"The Chancellor’s statement is underwhelming. Having first deployed taxpayer funds to bribe able workers to have an extended holiday, money is now being used for an unsustainable scheme to coax employers into taking people back to work.

"Instead of prioritising the family owned and run businesses that constitute 85 per cent of of the economy, once again it’s the big multinationals that have set the agenda and won out.

"Where were the measures to rescue the high-street, which was already mired by trading difficulty even before the virus struck? What high street businesses up and down the country really need is a VAT differential to help them compete with online retailers like Amazon.

"The Government needs to adopt a much broader borrowing programme matched with a more creative programme that would have include a broad tax-cutting agenda for the betterment of both businesses, consumers and the wider economy.

"Infrastructure investment is also urgently needed. Roads needs to be improved, planning laws liberalised, and a comprehensive digital connectivity programme put in place that doesn’t place China at the heart of the delivery plan.

"In terms of the plans to create jobs for young people, the Chancellor doesn’t seem to appreciate that the creation of these jobs relies on the engagement of entrepreneurs. If those entrepreneurs being asked to create those jobs can’t sustain their businesses then the project is fruitless.

"The British economy urgently needs a bold creative approach from the Chancellor. Sadly, that wasn’t on the menu today."

Responding to the Summer Economic Update announced by the Chancellor, Cllr James Jamieson, Chairman of the Local Government Association, said:

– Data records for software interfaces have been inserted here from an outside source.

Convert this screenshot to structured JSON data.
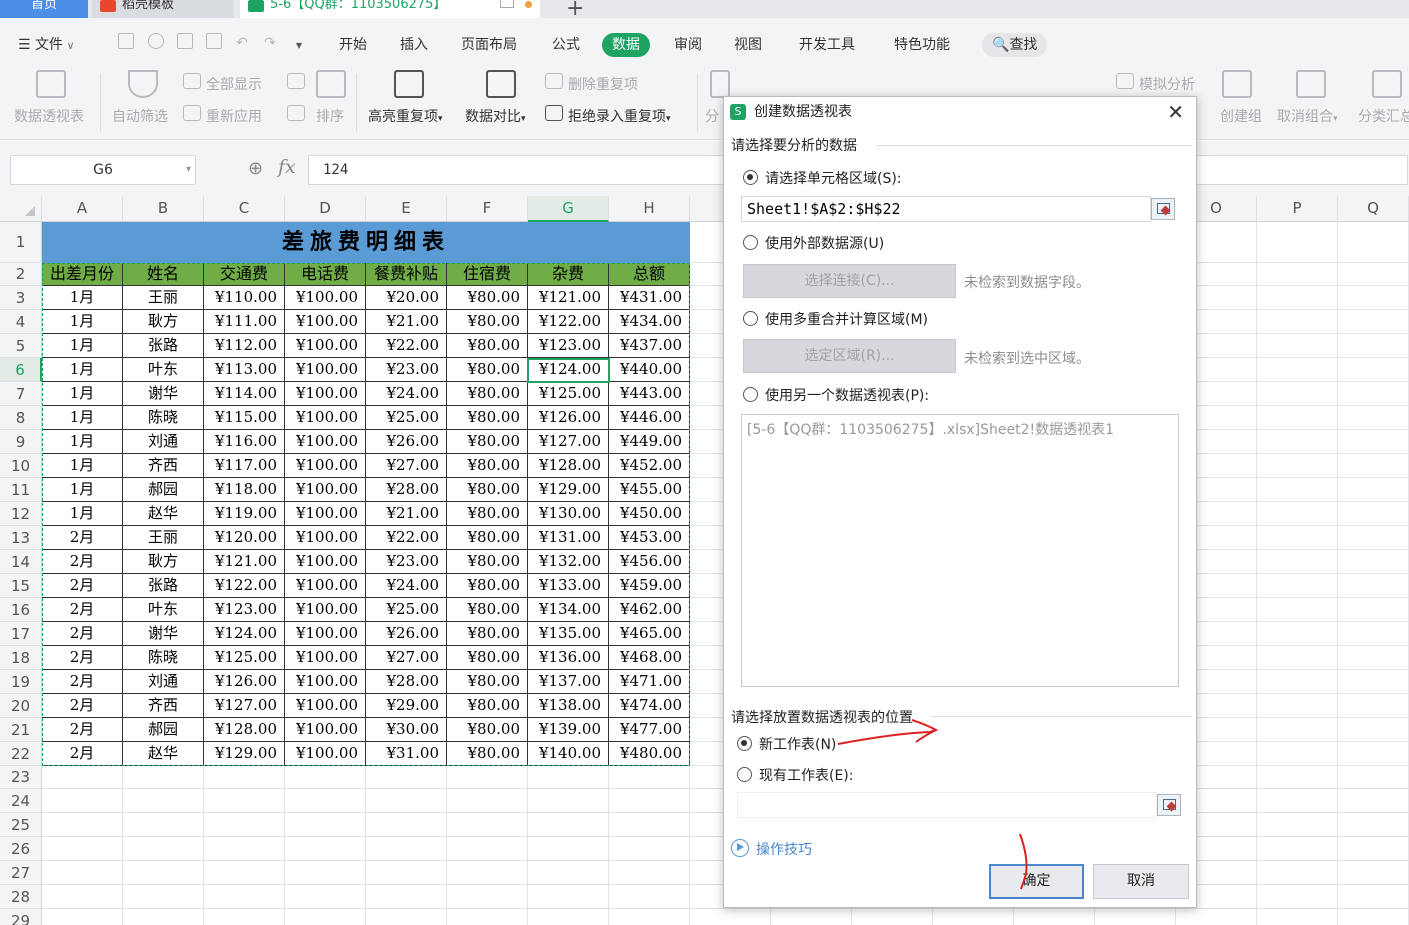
{
  "tabs": {
    "home": "首页",
    "daoke": "稻壳模板",
    "file": "5-6【QQ群：1103506275】"
  },
  "menu": {
    "file": "文件",
    "items": [
      "开始",
      "插入",
      "页面布局",
      "公式",
      "数据",
      "审阅",
      "视图",
      "开发工具",
      "特色功能"
    ],
    "search": "查找"
  },
  "ribbon": {
    "pivot": "数据透视表",
    "autofilter": "自动筛选",
    "show_all": "全部显示",
    "reapply": "重新应用",
    "sort": "排序",
    "highlight_dup": "高亮重复项",
    "compare": "数据对比",
    "remove_dup": "删除重复项",
    "reject_dup": "拒绝录入重复项",
    "split_partial": "分",
    "simulate": "模拟分析",
    "group": "创建组",
    "ungroup": "取消组合",
    "subtotal": "分类汇总"
  },
  "formula": {
    "cell_ref": "G6",
    "fx": "fx",
    "value": "124"
  },
  "columns": [
    "A",
    "B",
    "C",
    "D",
    "E",
    "F",
    "G",
    "H",
    "",
    "",
    "",
    "",
    "",
    "",
    "O",
    "P",
    "Q"
  ],
  "rows": [
    "1",
    "2",
    "3",
    "4",
    "5",
    "6",
    "7",
    "8",
    "9",
    "10",
    "11",
    "12",
    "13",
    "14",
    "15",
    "16",
    "17",
    "18",
    "19",
    "20",
    "21",
    "22",
    "23",
    "24",
    "25",
    "26",
    "27",
    "28",
    "29"
  ],
  "sheet": {
    "title": "差旅费明细表",
    "headers": [
      "出差月份",
      "姓名",
      "交通费",
      "电话费",
      "餐费补贴",
      "住宿费",
      "杂费",
      "总额"
    ],
    "data": [
      [
        "1月",
        "王丽",
        "¥110.00",
        "¥100.00",
        "¥20.00",
        "¥80.00",
        "¥121.00",
        "¥431.00"
      ],
      [
        "1月",
        "耿方",
        "¥111.00",
        "¥100.00",
        "¥21.00",
        "¥80.00",
        "¥122.00",
        "¥434.00"
      ],
      [
        "1月",
        "张路",
        "¥112.00",
        "¥100.00",
        "¥22.00",
        "¥80.00",
        "¥123.00",
        "¥437.00"
      ],
      [
        "1月",
        "叶东",
        "¥113.00",
        "¥100.00",
        "¥23.00",
        "¥80.00",
        "¥124.00",
        "¥440.00"
      ],
      [
        "1月",
        "谢华",
        "¥114.00",
        "¥100.00",
        "¥24.00",
        "¥80.00",
        "¥125.00",
        "¥443.00"
      ],
      [
        "1月",
        "陈晓",
        "¥115.00",
        "¥100.00",
        "¥25.00",
        "¥80.00",
        "¥126.00",
        "¥446.00"
      ],
      [
        "1月",
        "刘通",
        "¥116.00",
        "¥100.00",
        "¥26.00",
        "¥80.00",
        "¥127.00",
        "¥449.00"
      ],
      [
        "1月",
        "齐西",
        "¥117.00",
        "¥100.00",
        "¥27.00",
        "¥80.00",
        "¥128.00",
        "¥452.00"
      ],
      [
        "1月",
        "郝园",
        "¥118.00",
        "¥100.00",
        "¥28.00",
        "¥80.00",
        "¥129.00",
        "¥455.00"
      ],
      [
        "1月",
        "赵华",
        "¥119.00",
        "¥100.00",
        "¥21.00",
        "¥80.00",
        "¥130.00",
        "¥450.00"
      ],
      [
        "2月",
        "王丽",
        "¥120.00",
        "¥100.00",
        "¥22.00",
        "¥80.00",
        "¥131.00",
        "¥453.00"
      ],
      [
        "2月",
        "耿方",
        "¥121.00",
        "¥100.00",
        "¥23.00",
        "¥80.00",
        "¥132.00",
        "¥456.00"
      ],
      [
        "2月",
        "张路",
        "¥122.00",
        "¥100.00",
        "¥24.00",
        "¥80.00",
        "¥133.00",
        "¥459.00"
      ],
      [
        "2月",
        "叶东",
        "¥123.00",
        "¥100.00",
        "¥25.00",
        "¥80.00",
        "¥134.00",
        "¥462.00"
      ],
      [
        "2月",
        "谢华",
        "¥124.00",
        "¥100.00",
        "¥26.00",
        "¥80.00",
        "¥135.00",
        "¥465.00"
      ],
      [
        "2月",
        "陈晓",
        "¥125.00",
        "¥100.00",
        "¥27.00",
        "¥80.00",
        "¥136.00",
        "¥468.00"
      ],
      [
        "2月",
        "刘通",
        "¥126.00",
        "¥100.00",
        "¥28.00",
        "¥80.00",
        "¥137.00",
        "¥471.00"
      ],
      [
        "2月",
        "齐西",
        "¥127.00",
        "¥100.00",
        "¥29.00",
        "¥80.00",
        "¥138.00",
        "¥474.00"
      ],
      [
        "2月",
        "郝园",
        "¥128.00",
        "¥100.00",
        "¥30.00",
        "¥80.00",
        "¥139.00",
        "¥477.00"
      ],
      [
        "2月",
        "赵华",
        "¥129.00",
        "¥100.00",
        "¥31.00",
        "¥80.00",
        "¥140.00",
        "¥480.00"
      ]
    ]
  },
  "dialog": {
    "title": "创建数据透视表",
    "section1": "请选择要分析的数据",
    "opt_range": "请选择单元格区域(S):",
    "range_value": "Sheet1!$A$2:$H$22",
    "opt_external": "使用外部数据源(U)",
    "btn_connect": "选择连接(C)...",
    "hint_connect": "未检索到数据字段。",
    "opt_multi": "使用多重合并计算区域(M)",
    "btn_select_range": "选定区域(R)...",
    "hint_range": "未检索到选中区域。",
    "opt_other_pivot": "使用另一个数据透视表(P):",
    "pivot_item": "[5-6【QQ群：1103506275】.xlsx]Sheet2!数据透视表1",
    "section2": "请选择放置数据透视表的位置",
    "opt_new_sheet": "新工作表(N)",
    "opt_existing_sheet": "现有工作表(E):",
    "existing_value": "",
    "tips": "操作技巧",
    "ok": "确定",
    "cancel": "取消"
  },
  "colors": {
    "accent": "#1ea362",
    "title_fill": "#5b9bd5",
    "header_fill": "#70ad47",
    "annotation": "#e02020"
  }
}
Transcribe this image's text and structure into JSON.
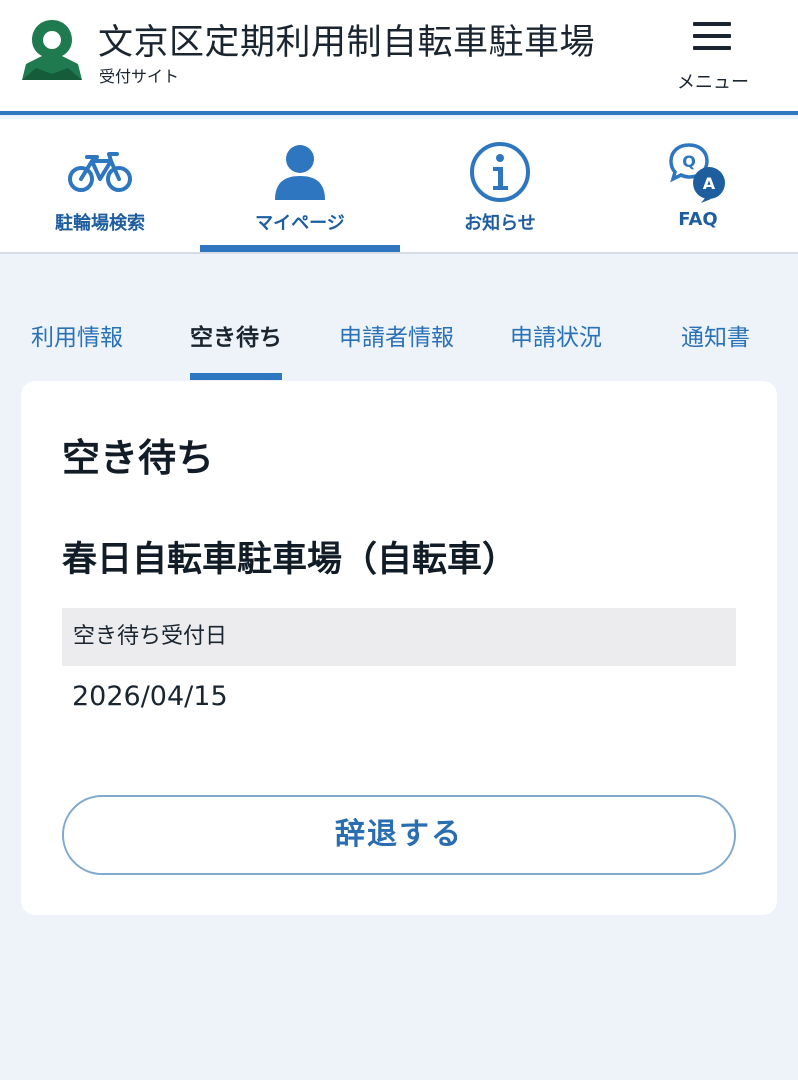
{
  "header": {
    "title": "文京区定期利用制自転車駐車場",
    "subtitle": "受付サイト",
    "menu_label": "メニュー"
  },
  "main_nav": [
    {
      "label": "駐輪場検索",
      "icon": "bicycle-icon"
    },
    {
      "label": "マイページ",
      "icon": "person-icon",
      "active": true
    },
    {
      "label": "お知らせ",
      "icon": "info-icon"
    },
    {
      "label": "FAQ",
      "icon": "faq-icon"
    }
  ],
  "sub_tabs": [
    {
      "label": "利用情報"
    },
    {
      "label": "空き待ち",
      "active": true
    },
    {
      "label": "申請者情報"
    },
    {
      "label": "申請状況"
    },
    {
      "label": "通知書"
    }
  ],
  "card": {
    "title": "空き待ち",
    "lot_name": "春日自転車駐車場（自転車）",
    "field_label": "空き待ち受付日",
    "field_value": "2026/04/15",
    "withdraw_label": "辞退する"
  },
  "colors": {
    "accent": "#2f76c0",
    "nav_label": "#1e5e9e",
    "logo_green": "#1f7a4f",
    "page_bg": "#eef3f9"
  }
}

“The social and economic challenge we face as a nation cannot be underestimated. We are pleased that the Chancellor has acted on council calls by announcing investment in skills, creating jobs, apprenticeships and opportunities for young people. Councils have also been leading calls for a green recovery so initiatives, such as social housing decarbonisation and a focus on green jobs, are also encouraging steps.

“Councils are deeply concerned about local economic decline and rising unemployment. Locally led action will be key if every part of the country is to bounce back from this economic shock. Councils want to work with the Government on how to best target increased national investment to help young people and adults secure jobs and get millions of people back into work.

“With the potential for more than a million young people not in education, employment or training this September, the scale of the challenge facing our young people is enormous. A six-month placement scheme for those facing long term unemployment is positive and this needs to be available immediately, as many were furloughed or lost their jobs or apprenticeships almost four months ago.

“Our recent research found a million green jobs could be created in England by 2050 as the nation transitions to a net zero economy. Localising and devolving skills investment, back to work support and a job guarantee is critical so councils, which are driving the climate change agenda locally, can work with businesses and education providers to ensure everyone benefits from this expected demand for green jobs. We also want to work with government, employers and providers to create green apprenticeship opportunities for young people as part of this green investment package.

“While the measures announced today are positive, there is also unfinished business when it comes to fully supporting councils and some sectors. Councils continue to lead local areas through this crisis and are committed to working with the Government to help communities, but further measures are needed to fully address the severe financial challenges they face as a result. It is also vital that the Government develops a package of support for swimming pool and leisure centre providers if we are to ensure that communities do not see their cherished facilities close forever.

“The next six months have the potential to shape the direction of this country for years to come. With full funding and the right powers, councils can grasp the opportunity to not just recover from this pandemic but to go further and address the stark inequalities the virus has exposed, develop a green recovery, address skills gaps and rebuild the economy so that it benefits everyone.”